The doctors from the clinic at the University of California at Los Angeles have got an unusual patient. Todd Dunlap had a blood clot that had grown substantially over almost the entire length of his body and could get loose at any moment (it would be a fatal accident if the blood clot got in the lungs).
When an elderly American was taken to hospital, he had no idea that he was on the brink of life and death. The patient complained of breath shortness, chills, and fatigue.
Computer diagnostics showed that a large blood clot stretched in the veins from his heart to legs. It was necessary to remove it immediately. There were two possible ways to do it: a standard surgery or a new vacuum method, using the AngioVac apparatus. This method is gentler, but Californian doctors had never used it by that time.
Todd Dunlap decided to take a chance and chose the second option. The doctors put a mini-camera in his esophagus to monitor the heart. Then they introduced a special tiny “vacuum cleaner” hosepipe in the neck artery and attached it next to the blood clot. The other end of the device was inserted in a vein in the groin.
In a matter of three hours, the clever machine “sucked” the 24-inch blood clot, and after seven days the American was allowed to leave hospital.
If Todd had chosen an open surgery, he would have spent much more time in the hospital.
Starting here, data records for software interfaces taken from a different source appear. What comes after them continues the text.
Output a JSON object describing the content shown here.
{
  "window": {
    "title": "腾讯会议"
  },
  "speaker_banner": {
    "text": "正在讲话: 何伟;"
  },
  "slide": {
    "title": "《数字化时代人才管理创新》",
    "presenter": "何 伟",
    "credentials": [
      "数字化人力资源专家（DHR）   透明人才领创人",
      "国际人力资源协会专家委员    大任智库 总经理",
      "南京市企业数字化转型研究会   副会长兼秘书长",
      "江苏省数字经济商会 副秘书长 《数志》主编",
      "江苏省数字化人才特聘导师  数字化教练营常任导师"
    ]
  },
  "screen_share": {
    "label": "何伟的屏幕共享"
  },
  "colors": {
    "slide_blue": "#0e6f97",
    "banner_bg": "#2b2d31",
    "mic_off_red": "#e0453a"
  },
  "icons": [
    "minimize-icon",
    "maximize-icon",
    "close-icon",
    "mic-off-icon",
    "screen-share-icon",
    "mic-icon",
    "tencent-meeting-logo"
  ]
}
The surgeons said that such patients could be sent home not earlier than in 2 weeks, after they had a course of rehabilitation.
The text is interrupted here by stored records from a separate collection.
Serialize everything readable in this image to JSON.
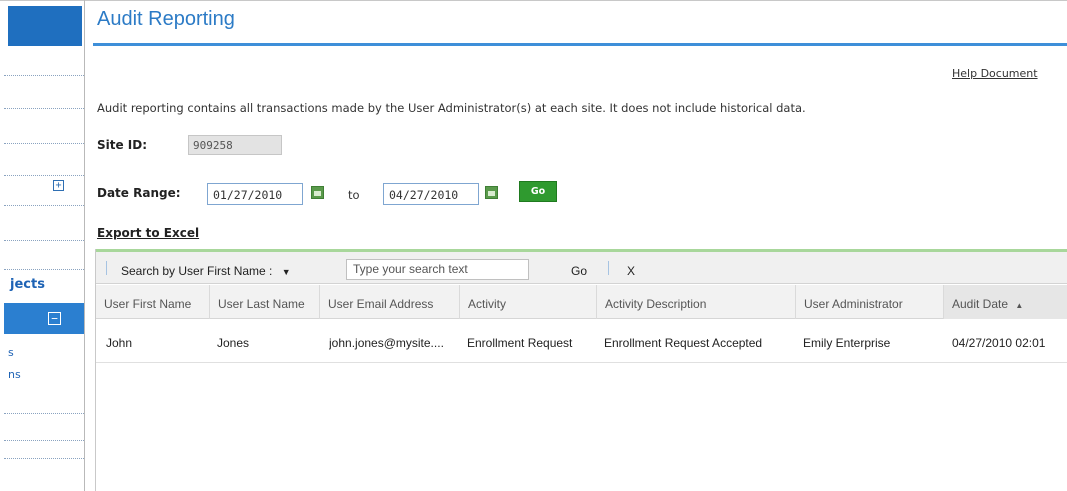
{
  "page": {
    "title": "Audit Reporting",
    "help_link": "Help Document",
    "intro": "Audit reporting contains all transactions made by the User Administrator(s) at each site. It does not include historical data."
  },
  "sidebar": {
    "partial_label": "jects",
    "sub_items": [
      "s",
      "ns"
    ]
  },
  "site": {
    "label": "Site ID:",
    "value": "909258"
  },
  "date_range": {
    "label": "Date Range:",
    "from": "01/27/2010",
    "to_label": "to",
    "to": "04/27/2010",
    "go_label": "Go"
  },
  "export": {
    "label": "Export to Excel"
  },
  "grid": {
    "search": {
      "field_label": "Search by User First Name :",
      "placeholder": "Type your search text",
      "go_label": "Go",
      "clear_label": "X"
    },
    "columns": [
      "User First Name",
      "User Last Name",
      "User Email Address",
      "Activity",
      "Activity Description",
      "User Administrator",
      "Audit Date"
    ],
    "sort_indicator": "▲",
    "rows": [
      {
        "first_name": "John",
        "last_name": "Jones",
        "email": "john.jones@mysite....",
        "activity": "Enrollment Request",
        "description": "Enrollment Request Accepted",
        "administrator": "Emily Enterprise",
        "audit_date": "04/27/2010 02:01"
      }
    ]
  },
  "colors": {
    "accent_blue": "#2c7bc6",
    "go_green": "#2f9a2f",
    "grid_top_green": "#a8d79b"
  }
}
Blood clots kill more than 100,000 people in the USA each year.